• HOW TO COMPLETE THIS TASK: All of the entries below are to be copied without any alteration.

--------

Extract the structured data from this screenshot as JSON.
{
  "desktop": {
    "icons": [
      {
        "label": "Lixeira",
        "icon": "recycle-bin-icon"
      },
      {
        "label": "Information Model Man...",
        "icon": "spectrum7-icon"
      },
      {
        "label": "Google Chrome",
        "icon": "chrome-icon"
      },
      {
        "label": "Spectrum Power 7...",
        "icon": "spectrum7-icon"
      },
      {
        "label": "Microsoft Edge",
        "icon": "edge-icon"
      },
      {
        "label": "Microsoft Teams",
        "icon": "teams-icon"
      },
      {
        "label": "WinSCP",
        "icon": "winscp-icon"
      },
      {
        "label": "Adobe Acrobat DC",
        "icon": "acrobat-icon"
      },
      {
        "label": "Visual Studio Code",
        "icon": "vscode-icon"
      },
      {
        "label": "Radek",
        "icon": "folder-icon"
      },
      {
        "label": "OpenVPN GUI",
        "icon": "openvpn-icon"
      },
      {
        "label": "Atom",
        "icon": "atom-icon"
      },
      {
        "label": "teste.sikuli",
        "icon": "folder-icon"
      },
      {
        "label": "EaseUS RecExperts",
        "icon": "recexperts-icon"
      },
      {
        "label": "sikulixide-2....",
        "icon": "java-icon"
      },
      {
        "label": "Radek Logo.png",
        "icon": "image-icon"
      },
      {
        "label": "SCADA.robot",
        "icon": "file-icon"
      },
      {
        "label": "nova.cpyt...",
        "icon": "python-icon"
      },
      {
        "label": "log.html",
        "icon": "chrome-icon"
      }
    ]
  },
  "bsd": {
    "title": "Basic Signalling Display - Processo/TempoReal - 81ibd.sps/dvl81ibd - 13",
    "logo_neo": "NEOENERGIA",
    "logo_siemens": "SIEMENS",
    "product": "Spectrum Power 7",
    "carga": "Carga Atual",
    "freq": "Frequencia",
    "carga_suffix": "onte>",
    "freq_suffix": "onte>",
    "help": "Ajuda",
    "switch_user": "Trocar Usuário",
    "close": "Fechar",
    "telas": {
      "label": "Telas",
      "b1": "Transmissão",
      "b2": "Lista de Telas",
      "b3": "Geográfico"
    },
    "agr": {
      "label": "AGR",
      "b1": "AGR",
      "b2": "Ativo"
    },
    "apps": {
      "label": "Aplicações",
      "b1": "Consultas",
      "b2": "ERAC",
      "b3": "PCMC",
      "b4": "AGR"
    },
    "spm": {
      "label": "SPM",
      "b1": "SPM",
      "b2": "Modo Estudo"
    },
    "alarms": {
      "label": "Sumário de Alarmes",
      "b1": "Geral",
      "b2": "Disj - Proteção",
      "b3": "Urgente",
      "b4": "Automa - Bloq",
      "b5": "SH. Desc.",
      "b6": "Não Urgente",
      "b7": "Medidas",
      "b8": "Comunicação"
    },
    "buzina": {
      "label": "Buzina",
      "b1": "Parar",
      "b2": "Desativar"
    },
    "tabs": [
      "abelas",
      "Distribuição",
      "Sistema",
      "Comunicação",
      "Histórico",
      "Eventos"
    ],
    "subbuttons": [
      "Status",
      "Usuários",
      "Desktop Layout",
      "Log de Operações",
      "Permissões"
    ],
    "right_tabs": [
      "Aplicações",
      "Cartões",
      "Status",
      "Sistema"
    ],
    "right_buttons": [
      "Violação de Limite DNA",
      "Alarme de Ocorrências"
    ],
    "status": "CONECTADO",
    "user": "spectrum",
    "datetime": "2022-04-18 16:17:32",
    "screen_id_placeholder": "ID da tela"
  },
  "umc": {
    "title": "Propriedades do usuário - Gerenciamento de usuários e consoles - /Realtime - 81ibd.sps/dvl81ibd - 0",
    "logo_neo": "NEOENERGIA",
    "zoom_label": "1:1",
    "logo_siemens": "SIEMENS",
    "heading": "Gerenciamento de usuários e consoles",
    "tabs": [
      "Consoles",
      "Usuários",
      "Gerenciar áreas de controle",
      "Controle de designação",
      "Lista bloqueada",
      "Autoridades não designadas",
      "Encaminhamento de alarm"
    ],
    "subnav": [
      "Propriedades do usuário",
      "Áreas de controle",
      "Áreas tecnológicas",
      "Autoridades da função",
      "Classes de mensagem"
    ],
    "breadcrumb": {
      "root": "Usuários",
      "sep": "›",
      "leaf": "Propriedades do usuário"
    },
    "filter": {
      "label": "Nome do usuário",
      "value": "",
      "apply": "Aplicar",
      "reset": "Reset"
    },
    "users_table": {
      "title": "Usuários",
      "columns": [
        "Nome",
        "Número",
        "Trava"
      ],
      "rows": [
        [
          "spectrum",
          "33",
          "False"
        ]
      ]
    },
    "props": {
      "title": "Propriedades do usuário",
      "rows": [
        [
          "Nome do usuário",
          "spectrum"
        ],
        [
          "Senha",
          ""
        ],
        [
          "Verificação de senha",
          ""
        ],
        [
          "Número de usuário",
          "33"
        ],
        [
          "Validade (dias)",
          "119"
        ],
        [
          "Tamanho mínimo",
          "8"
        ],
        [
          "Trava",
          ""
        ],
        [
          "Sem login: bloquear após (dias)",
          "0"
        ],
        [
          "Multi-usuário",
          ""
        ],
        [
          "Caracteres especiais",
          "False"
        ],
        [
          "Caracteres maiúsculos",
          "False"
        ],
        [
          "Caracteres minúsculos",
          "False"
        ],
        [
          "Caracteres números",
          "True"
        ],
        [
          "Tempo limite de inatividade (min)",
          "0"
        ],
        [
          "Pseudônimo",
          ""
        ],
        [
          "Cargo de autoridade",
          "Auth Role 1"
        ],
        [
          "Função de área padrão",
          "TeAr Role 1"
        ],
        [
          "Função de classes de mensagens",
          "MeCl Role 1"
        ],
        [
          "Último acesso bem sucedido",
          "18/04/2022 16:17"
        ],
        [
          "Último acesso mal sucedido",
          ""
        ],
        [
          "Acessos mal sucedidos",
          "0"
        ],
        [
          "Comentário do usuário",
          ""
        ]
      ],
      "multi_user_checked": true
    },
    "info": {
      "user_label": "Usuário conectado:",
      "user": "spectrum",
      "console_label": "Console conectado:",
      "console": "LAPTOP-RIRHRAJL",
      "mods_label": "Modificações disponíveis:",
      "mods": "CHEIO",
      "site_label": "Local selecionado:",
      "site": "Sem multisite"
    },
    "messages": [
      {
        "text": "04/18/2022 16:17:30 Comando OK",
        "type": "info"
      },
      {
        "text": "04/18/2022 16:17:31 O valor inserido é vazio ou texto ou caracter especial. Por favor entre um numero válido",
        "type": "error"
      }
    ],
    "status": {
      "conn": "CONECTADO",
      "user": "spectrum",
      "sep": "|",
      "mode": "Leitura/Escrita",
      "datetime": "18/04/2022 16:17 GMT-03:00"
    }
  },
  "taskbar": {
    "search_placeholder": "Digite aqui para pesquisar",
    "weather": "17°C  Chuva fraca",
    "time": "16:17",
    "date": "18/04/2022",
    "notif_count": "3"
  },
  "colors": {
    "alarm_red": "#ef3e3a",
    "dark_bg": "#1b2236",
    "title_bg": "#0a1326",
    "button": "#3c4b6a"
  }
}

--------

• RESPONSE BOX:
Extract the structured data from this screenshot as JSON.
{
  "desktop": {
    "icons": [
      {
        "label": "Lixeira",
        "icon": "recycle-bin-icon"
      },
      {
        "label": "Information Model Man...",
        "icon": "spectrum7-icon"
      },
      {
        "label": "Google Chrome",
        "icon": "chrome-icon"
      },
      {
        "label": "Spectrum Power 7...",
        "icon": "spectrum7-icon"
      },
      {
        "label": "Microsoft Edge",
        "icon": "edge-icon"
      },
      {
        "label": "Microsoft Teams",
        "icon": "teams-icon"
      },
      {
        "label": "WinSCP",
        "icon": "winscp-icon"
      },
      {
        "label": "Adobe Acrobat DC",
        "icon": "acrobat-icon"
      },
      {
        "label": "Visual Studio Code",
        "icon": "vscode-icon"
      },
      {
        "label": "Radek",
        "icon": "folder-icon"
      },
      {
        "label": "OpenVPN GUI",
        "icon": "openvpn-icon"
      },
      {
        "label": "Atom",
        "icon": "atom-icon"
      },
      {
        "label": "teste.sikuli",
        "icon": "folder-icon"
      },
      {
        "label": "EaseUS RecExperts",
        "icon": "recexperts-icon"
      },
      {
        "label": "sikulixide-2....",
        "icon": "java-icon"
      },
      {
        "label": "Radek Logo.png",
        "icon": "image-icon"
      },
      {
        "label": "SCADA.robot",
        "icon": "file-icon"
      },
      {
        "label": "nova.cpyt...",
        "icon": "python-icon"
      },
      {
        "label": "log.html",
        "icon": "chrome-icon"
      }
    ]
  },
  "bsd": {
    "title": "Basic Signalling Display - Processo/TempoReal - 81ibd.sps/dvl81ibd - 13",
    "logo_neo": "NEOENERGIA",
    "logo_siemens": "SIEMENS",
    "product": "Spectrum Power 7",
    "carga": "Carga Atual",
    "freq": "Frequencia",
    "carga_suffix": "onte>",
    "freq_suffix": "onte>",
    "help": "Ajuda",
    "switch_user": "Trocar Usuário",
    "close": "Fechar",
    "telas": {
      "label": "Telas",
      "b1": "Transmissão",
      "b2": "Lista de Telas",
      "b3": "Geográfico"
    },
    "agr": {
      "label": "AGR",
      "b1": "AGR",
      "b2": "Ativo"
    },
    "apps": {
      "label": "Aplicações",
      "b1": "Consultas",
      "b2": "ERAC",
      "b3": "PCMC",
      "b4": "AGR"
    },
    "spm": {
      "label": "SPM",
      "b1": "SPM",
      "b2": "Modo Estudo"
    },
    "alarms": {
      "label": "Sumário de Alarmes",
      "b1": "Geral",
      "b2": "Disj - Proteção",
      "b3": "Urgente",
      "b4": "Automa - Bloq",
      "b5": "SH. Desc.",
      "b6": "Não Urgente",
      "b7": "Medidas",
      "b8": "Comunicação"
    },
    "buzina": {
      "label": "Buzina",
      "b1": "Parar",
      "b2": "Desativar"
    },
    "tabs": [
      "abelas",
      "Distribuição",
      "Sistema",
      "Comunicação",
      "Histórico",
      "Eventos"
    ],
    "subbuttons": [
      "Status",
      "Usuários",
      "Desktop Layout",
      "Log de Operações",
      "Permissões"
    ],
    "right_tabs": [
      "Aplicações",
      "Cartões",
      "Status",
      "Sistema"
    ],
    "right_buttons": [
      "Violação de Limite DNA",
      "Alarme de Ocorrências"
    ],
    "status": "CONECTADO",
    "user": "spectrum",
    "datetime": "2022-04-18 16:17:32",
    "screen_id_placeholder": "ID da tela"
  },
  "umc": {
    "title": "Propriedades do usuário - Gerenciamento de usuários e consoles - /Realtime - 81ibd.sps/dvl81ibd - 0",
    "logo_neo": "NEOENERGIA",
    "zoom_label": "1:1",
    "logo_siemens": "SIEMENS",
    "heading": "Gerenciamento de usuários e consoles",
    "tabs": [
      "Consoles",
      "Usuários",
      "Gerenciar áreas de controle",
      "Controle de designação",
      "Lista bloqueada",
      "Autoridades não designadas",
      "Encaminhamento de alarm"
    ],
    "subnav": [
      "Propriedades do usuário",
      "Áreas de controle",
      "Áreas tecnológicas",
      "Autoridades da função",
      "Classes de mensagem"
    ],
    "breadcrumb": {
      "root": "Usuários",
      "sep": "›",
      "leaf": "Propriedades do usuário"
    },
    "filter": {
      "label": "Nome do usuário",
      "value": "",
      "apply": "Aplicar",
      "reset": "Reset"
    },
    "users_table": {
      "title": "Usuários",
      "columns": [
        "Nome",
        "Número",
        "Trava"
      ],
      "rows": [
        [
          "spectrum",
          "33",
          "False"
        ]
      ]
    },
    "props": {
      "title": "Propriedades do usuário",
      "rows": [
        [
          "Nome do usuário",
          "spectrum"
        ],
        [
          "Senha",
          ""
        ],
        [
          "Verificação de senha",
          ""
        ],
        [
          "Número de usuário",
          "33"
        ],
        [
          "Validade (dias)",
          "119"
        ],
        [
          "Tamanho mínimo",
          "8"
        ],
        [
          "Trava",
          ""
        ],
        [
          "Sem login: bloquear após (dias)",
          "0"
        ],
        [
          "Multi-usuário",
          ""
        ],
        [
          "Caracteres especiais",
          "False"
        ],
        [
          "Caracteres maiúsculos",
          "False"
        ],
        [
          "Caracteres minúsculos",
          "False"
        ],
        [
          "Caracteres números",
          "True"
        ],
        [
          "Tempo limite de inatividade (min)",
          "0"
        ],
        [
          "Pseudônimo",
          ""
        ],
        [
          "Cargo de autoridade",
          "Auth Role 1"
        ],
        [
          "Função de área padrão",
          "TeAr Role 1"
        ],
        [
          "Função de classes de mensagens",
          "MeCl Role 1"
        ],
        [
          "Último acesso bem sucedido",
          "18/04/2022 16:17"
        ],
        [
          "Último acesso mal sucedido",
          ""
        ],
        [
          "Acessos mal sucedidos",
          "0"
        ],
        [
          "Comentário do usuário",
          ""
        ]
      ],
      "multi_user_checked": true
    },
    "info": {
      "user_label": "Usuário conectado:",
      "user": "spectrum",
      "console_label": "Console conectado:",
      "console": "LAPTOP-RIRHRAJL",
      "mods_label": "Modificações disponíveis:",
      "mods": "CHEIO",
      "site_label": "Local selecionado:",
      "site": "Sem multisite"
    },
    "messages": [
      {
        "text": "04/18/2022 16:17:30 Comando OK",
        "type": "info"
      },
      {
        "text": "04/18/2022 16:17:31 O valor inserido é vazio ou texto ou caracter especial. Por favor entre um numero válido",
        "type": "error"
      }
    ],
    "status": {
      "conn": "CONECTADO",
      "user": "spectrum",
      "sep": "|",
      "mode": "Leitura/Escrita",
      "datetime": "18/04/2022 16:17 GMT-03:00"
    }
  },
  "taskbar": {
    "search_placeholder": "Digite aqui para pesquisar",
    "weather": "17°C  Chuva fraca",
    "time": "16:17",
    "date": "18/04/2022",
    "notif_count": "3"
  },
  "colors": {
    "alarm_red": "#ef3e3a",
    "dark_bg": "#1b2236",
    "title_bg": "#0a1326",
    "button": "#3c4b6a"
  }
}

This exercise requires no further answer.